The Washington Post reports that the city of Washington, D.C. has failed to spend "tens of millions of dollars" in available federal and city funding for "job training" for the unemployed.
My question is: What, exactly, is "job training"?
And why, if, as the article says, Washington has 25,000 unemployed people, why does it cost nearly $10,000 apiece to "train" them for jobs? Yes, you read that right: The federal "job training" pot earmarked for the District of Columbia is a whopping $24 million, according to WashPost reporter Robert McCartney.
But you won't find the answer to either question in McCartney's story. Instead, you'll find two poster children supposedly deprived of "job training" because of apparent bureaucratic ineptitude on the part of the D.C. "Workforce Investment Council" that has caused it to be unable to spend this huge wad of taxpayer money.
Here's one of the poster children:
One person affected was Karen Privado, 20, of Columbia Heights in Northwest Washington. She was close to getting her high-school equivalency degree, known as the GED, until her course at the Latin American Youth Center lost its funding in September. Now she hopes the course will resume next year, as District officials promise.
“It’s sad to me, because my goal this year was to get my GED,” Privado said.
Privado, photographed with her son who appears to be age 2, is currently living with her parents. What she has has been doing with herself for the past three months and plans to do with herself for the next nine months is unknown.
Here's the other:
At the Latin American Youth Center, the shutdown disappointed Stephon Williams, 23, who lives in Congress Park in Southeast. He had been attending classes regularly since January, in hope that a GED would help him move ahead in the retail industry. He previously worked as a bagger and stock clerk at Giant, but aspires to a better position.
“You still need that certificate, because that’s how the world works,” Williams said. “I was actually learning something. . . . I understood fractions better. That made me want to be here.”
Williams dropped out of Benjamin Cardozo High School in the 10th grade after he turned 18.
In other words, Williams has been doing zilch for nearly a full year–at least. Maybe he should have kept that gig at the Giant supermarket chain (which–hey, Stephon!–is actually looking for employees right now and pays good benefits, according to its website). Doesn't holding a job count as "job training"?

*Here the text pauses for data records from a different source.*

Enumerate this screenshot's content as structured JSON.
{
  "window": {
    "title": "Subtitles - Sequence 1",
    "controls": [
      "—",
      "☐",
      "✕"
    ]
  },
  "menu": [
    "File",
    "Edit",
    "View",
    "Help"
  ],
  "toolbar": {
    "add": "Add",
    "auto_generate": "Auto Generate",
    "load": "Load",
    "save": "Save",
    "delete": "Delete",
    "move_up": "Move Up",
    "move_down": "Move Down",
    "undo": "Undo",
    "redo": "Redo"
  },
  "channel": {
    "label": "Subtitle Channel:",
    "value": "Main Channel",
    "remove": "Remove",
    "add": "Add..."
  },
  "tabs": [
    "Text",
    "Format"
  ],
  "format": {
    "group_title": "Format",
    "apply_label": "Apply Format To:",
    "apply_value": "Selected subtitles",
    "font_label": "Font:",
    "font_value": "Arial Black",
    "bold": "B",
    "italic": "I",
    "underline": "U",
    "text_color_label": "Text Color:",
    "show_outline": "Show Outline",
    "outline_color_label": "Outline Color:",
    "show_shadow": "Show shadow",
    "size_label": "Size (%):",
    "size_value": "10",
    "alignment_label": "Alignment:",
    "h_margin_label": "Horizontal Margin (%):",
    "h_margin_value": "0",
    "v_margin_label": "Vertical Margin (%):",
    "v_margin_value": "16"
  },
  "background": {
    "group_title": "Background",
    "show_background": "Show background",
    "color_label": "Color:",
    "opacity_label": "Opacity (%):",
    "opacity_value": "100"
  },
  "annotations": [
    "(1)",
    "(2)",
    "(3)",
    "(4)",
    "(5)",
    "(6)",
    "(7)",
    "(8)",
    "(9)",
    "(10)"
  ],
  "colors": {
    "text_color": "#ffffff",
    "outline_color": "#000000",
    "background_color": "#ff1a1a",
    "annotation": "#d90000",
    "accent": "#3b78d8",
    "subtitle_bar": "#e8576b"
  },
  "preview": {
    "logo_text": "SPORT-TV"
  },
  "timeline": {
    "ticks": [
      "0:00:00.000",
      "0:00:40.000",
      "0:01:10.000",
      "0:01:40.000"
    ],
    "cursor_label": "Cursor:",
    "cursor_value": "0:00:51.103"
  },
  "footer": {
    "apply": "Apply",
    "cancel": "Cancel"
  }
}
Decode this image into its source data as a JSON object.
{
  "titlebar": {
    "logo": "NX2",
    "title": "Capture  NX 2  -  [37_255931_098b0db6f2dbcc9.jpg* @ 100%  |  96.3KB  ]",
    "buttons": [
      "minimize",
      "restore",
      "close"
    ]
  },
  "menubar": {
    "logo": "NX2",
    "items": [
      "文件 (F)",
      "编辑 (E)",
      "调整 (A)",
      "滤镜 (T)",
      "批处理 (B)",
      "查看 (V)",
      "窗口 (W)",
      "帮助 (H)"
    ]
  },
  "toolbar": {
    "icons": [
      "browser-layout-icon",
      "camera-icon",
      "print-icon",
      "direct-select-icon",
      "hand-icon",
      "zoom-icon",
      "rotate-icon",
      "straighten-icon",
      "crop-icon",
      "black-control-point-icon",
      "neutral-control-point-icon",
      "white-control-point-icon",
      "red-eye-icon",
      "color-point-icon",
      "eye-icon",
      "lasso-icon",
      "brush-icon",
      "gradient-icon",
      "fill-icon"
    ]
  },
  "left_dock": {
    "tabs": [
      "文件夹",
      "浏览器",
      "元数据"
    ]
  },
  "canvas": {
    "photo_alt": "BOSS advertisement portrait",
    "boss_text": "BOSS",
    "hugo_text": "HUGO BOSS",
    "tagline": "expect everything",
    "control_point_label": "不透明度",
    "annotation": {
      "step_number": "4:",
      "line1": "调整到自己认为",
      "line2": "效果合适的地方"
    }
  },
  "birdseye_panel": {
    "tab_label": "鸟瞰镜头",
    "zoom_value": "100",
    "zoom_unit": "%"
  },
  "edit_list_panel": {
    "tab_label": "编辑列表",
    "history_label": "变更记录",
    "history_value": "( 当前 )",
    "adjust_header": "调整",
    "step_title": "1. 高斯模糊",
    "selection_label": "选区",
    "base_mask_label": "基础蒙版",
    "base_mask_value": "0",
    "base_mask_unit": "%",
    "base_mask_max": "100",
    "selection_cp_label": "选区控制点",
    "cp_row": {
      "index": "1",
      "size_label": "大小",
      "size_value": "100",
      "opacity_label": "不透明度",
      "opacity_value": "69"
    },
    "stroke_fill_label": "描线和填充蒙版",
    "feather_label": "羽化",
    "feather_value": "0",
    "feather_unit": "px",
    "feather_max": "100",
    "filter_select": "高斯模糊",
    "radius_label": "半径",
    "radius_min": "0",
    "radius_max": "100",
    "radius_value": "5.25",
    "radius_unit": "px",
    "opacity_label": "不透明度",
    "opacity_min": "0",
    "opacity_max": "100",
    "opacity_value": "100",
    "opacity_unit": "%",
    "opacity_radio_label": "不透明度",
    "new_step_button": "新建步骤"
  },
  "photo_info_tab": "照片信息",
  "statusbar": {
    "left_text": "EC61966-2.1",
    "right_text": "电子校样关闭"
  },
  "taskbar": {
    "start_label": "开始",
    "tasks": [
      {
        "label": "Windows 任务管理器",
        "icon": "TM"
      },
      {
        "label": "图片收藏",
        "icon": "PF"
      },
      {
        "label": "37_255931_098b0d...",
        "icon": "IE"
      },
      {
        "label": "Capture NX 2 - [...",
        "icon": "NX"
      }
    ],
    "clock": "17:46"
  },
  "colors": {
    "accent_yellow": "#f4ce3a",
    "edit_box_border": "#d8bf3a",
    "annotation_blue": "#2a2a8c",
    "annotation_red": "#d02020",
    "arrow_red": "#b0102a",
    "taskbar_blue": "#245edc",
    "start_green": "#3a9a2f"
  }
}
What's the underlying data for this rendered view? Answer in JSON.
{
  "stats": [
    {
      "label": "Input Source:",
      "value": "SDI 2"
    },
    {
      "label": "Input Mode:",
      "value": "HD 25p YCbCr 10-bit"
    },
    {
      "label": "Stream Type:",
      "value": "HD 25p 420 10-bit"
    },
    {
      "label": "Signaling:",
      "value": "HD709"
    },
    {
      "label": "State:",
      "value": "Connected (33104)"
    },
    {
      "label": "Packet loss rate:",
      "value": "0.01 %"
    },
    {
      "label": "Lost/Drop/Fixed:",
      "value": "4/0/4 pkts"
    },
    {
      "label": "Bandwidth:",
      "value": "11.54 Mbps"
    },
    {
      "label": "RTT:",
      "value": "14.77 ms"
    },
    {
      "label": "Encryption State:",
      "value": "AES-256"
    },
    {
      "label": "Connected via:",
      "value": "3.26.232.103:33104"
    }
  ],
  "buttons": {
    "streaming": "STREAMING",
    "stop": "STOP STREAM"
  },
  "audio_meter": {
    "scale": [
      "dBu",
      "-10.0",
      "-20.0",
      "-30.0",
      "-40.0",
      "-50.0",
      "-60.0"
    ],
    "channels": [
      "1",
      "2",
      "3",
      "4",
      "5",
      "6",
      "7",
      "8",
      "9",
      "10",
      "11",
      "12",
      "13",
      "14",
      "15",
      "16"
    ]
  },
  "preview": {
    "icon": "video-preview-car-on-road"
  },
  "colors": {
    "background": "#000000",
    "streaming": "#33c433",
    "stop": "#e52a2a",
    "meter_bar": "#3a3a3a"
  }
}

As for that high-school diploma, why don't Privado and Williams just re-enroll in high school? It's free! And if it's too mortifying to be sitting in room full of 17-year-olds, the University of the District of Columbia's community-college division offers an online GED prep course for just $115. Plus other basic math and literacy courses similarly priced. Why doesn't the DC government just hand the two a few hundred dollars for some UDC remedial courses instead of funneling thousands of dollars through a "youth center" and its staff of still more time-serving appartatchiks?
Furthermore, it seems that the District's unemployed seem to be fully aware that "job training" that doesn't train people in specific job skills (welding, word processing, whatever) is a complete waste of time:
“Low enrollments [italics mine], under-expenditures and poor performance have been endemic in the [federally] funded youth program,” Labor’s Employment and Training Administration said in a Sept. 18 letter to the city’s Department of Employment Services, or DOES…
As of Dec. 1, the number of youths in job training was 494, compared to 758 in the fiscal year that ended Sept. 30, DOES said.
Those "youths" are voting with their feet to stay away from anything under the aegis of the "Workplace Investment Council." You've got to give them credit for not being stupid.
Look, kids, here's how to get and keep a job. Show up for the interview on time and in respectable-looking clothes. Once hired, show up on time, don't goof off, and don't give your boss lip. That's it: Job Training 101.
Also, it's really not a good idea to get pregnant out of wedlock when you're still in high school. Really.